» **Exercise aim**:
Determine how many lines below hold the string "this". Reply with the number alone.

Extracted records:
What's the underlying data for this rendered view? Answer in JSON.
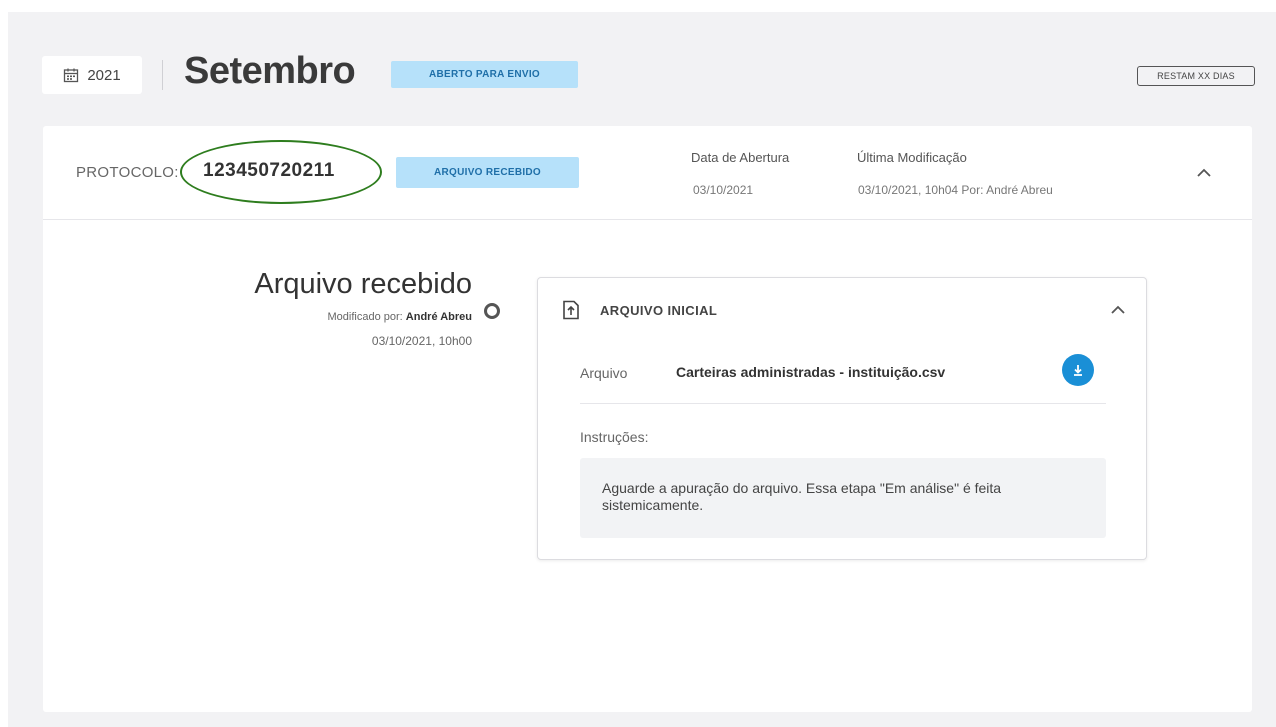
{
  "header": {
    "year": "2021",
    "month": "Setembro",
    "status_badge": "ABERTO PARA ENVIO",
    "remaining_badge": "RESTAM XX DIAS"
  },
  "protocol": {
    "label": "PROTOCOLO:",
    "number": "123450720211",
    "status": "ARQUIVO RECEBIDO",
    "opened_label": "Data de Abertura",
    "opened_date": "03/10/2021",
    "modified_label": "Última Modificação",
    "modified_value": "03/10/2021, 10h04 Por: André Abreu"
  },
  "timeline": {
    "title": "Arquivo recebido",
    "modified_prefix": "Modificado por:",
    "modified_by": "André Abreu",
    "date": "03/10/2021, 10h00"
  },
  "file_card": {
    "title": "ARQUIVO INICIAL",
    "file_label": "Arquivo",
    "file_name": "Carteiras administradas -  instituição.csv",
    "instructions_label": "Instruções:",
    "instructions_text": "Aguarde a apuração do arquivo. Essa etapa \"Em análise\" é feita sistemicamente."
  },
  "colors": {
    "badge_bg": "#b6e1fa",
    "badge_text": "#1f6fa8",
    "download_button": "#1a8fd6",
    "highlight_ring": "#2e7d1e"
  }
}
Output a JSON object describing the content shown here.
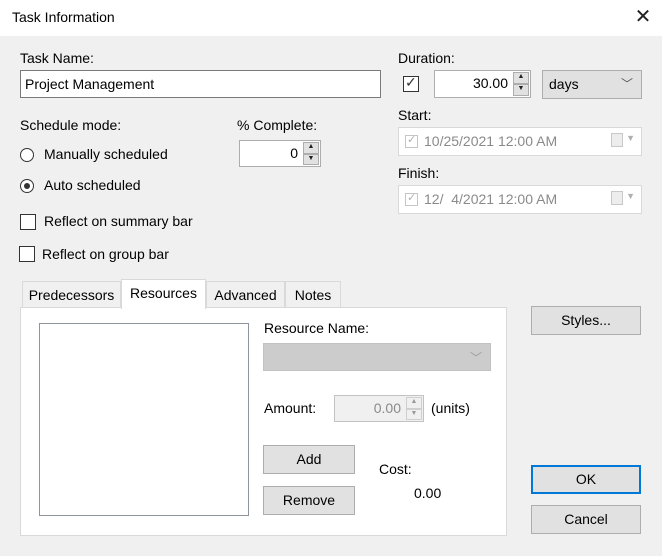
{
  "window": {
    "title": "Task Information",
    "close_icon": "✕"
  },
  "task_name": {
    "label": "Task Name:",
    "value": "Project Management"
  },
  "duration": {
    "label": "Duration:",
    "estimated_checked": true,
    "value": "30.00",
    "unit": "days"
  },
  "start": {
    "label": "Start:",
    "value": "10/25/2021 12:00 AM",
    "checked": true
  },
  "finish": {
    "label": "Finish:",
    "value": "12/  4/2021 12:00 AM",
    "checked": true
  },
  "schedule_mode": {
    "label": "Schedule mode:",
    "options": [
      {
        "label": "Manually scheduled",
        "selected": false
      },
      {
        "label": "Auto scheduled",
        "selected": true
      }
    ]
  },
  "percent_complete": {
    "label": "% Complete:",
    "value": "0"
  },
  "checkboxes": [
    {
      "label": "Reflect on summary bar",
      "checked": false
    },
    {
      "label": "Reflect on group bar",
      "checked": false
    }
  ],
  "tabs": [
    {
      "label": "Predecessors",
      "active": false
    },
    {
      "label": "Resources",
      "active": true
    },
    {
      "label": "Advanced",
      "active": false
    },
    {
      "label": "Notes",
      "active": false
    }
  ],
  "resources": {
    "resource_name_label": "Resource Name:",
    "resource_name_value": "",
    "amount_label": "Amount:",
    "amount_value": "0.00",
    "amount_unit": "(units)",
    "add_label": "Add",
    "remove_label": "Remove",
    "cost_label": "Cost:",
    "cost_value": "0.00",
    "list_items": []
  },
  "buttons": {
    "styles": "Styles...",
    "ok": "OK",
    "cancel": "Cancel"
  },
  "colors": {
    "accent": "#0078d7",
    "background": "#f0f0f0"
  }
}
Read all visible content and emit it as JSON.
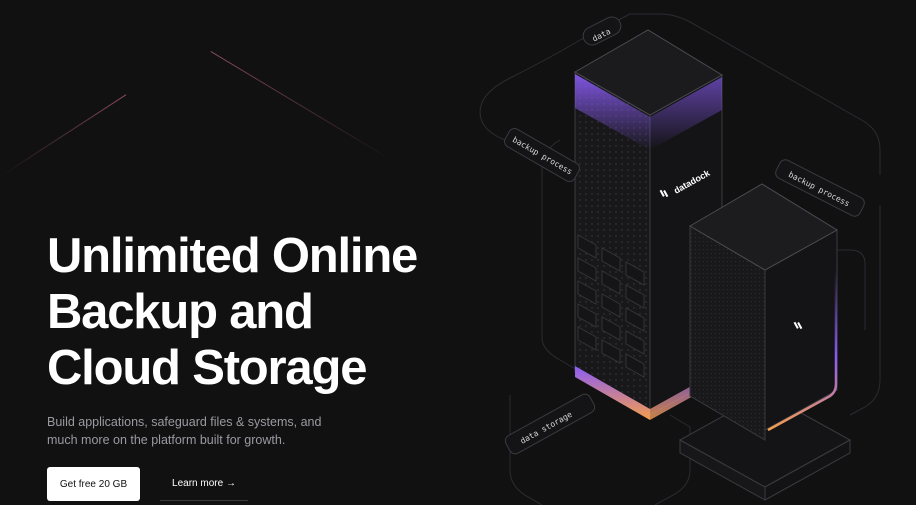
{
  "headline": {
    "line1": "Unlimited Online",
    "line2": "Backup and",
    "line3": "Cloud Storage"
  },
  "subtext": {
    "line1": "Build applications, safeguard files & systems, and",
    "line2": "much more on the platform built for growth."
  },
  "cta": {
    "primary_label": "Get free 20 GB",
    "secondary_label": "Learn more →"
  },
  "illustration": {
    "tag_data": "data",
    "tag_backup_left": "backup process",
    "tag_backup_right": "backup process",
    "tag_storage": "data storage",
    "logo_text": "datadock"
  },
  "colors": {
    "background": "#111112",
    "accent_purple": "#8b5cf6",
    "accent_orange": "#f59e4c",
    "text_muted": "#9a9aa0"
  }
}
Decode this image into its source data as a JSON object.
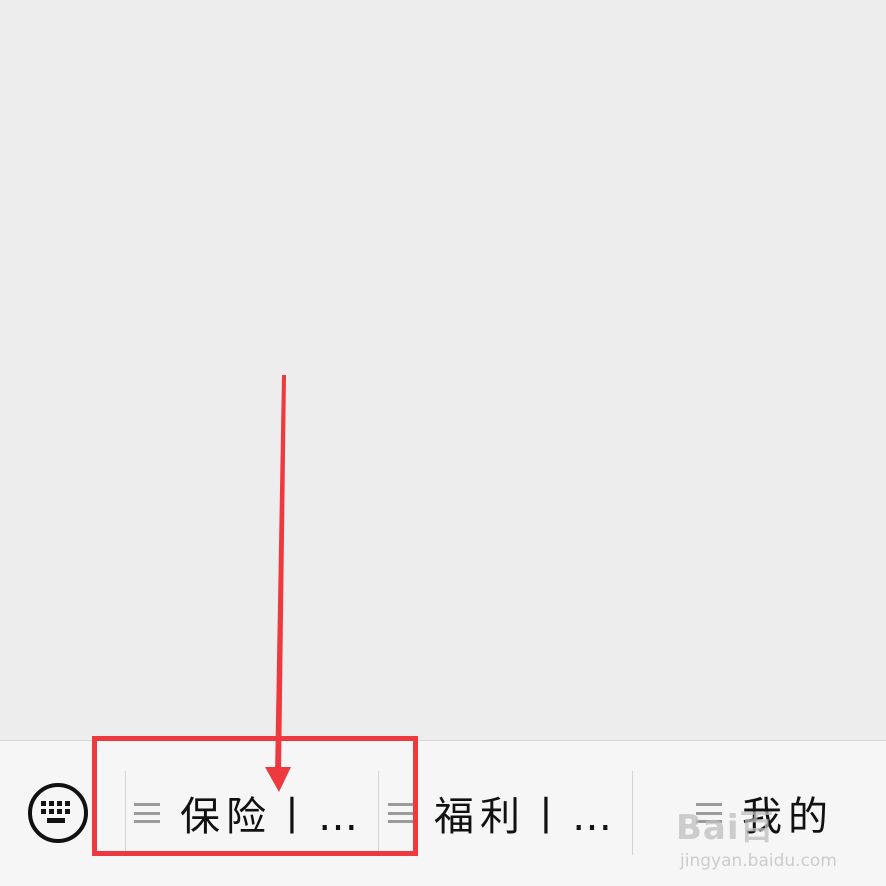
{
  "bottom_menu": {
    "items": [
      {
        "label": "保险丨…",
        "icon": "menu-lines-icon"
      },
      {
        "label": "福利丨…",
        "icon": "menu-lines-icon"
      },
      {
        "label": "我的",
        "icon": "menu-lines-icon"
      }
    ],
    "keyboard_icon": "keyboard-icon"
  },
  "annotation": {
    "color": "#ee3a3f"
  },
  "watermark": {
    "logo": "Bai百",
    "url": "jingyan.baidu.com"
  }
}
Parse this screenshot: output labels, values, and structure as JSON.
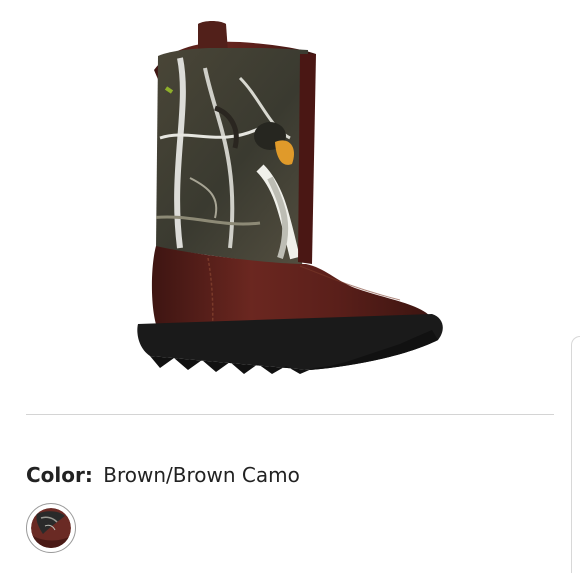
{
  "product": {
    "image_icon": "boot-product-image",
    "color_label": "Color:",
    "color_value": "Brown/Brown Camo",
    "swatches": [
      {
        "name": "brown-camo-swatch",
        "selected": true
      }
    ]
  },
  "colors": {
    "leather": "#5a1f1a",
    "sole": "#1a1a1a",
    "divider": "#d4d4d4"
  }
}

» **Solution to the problem**:
3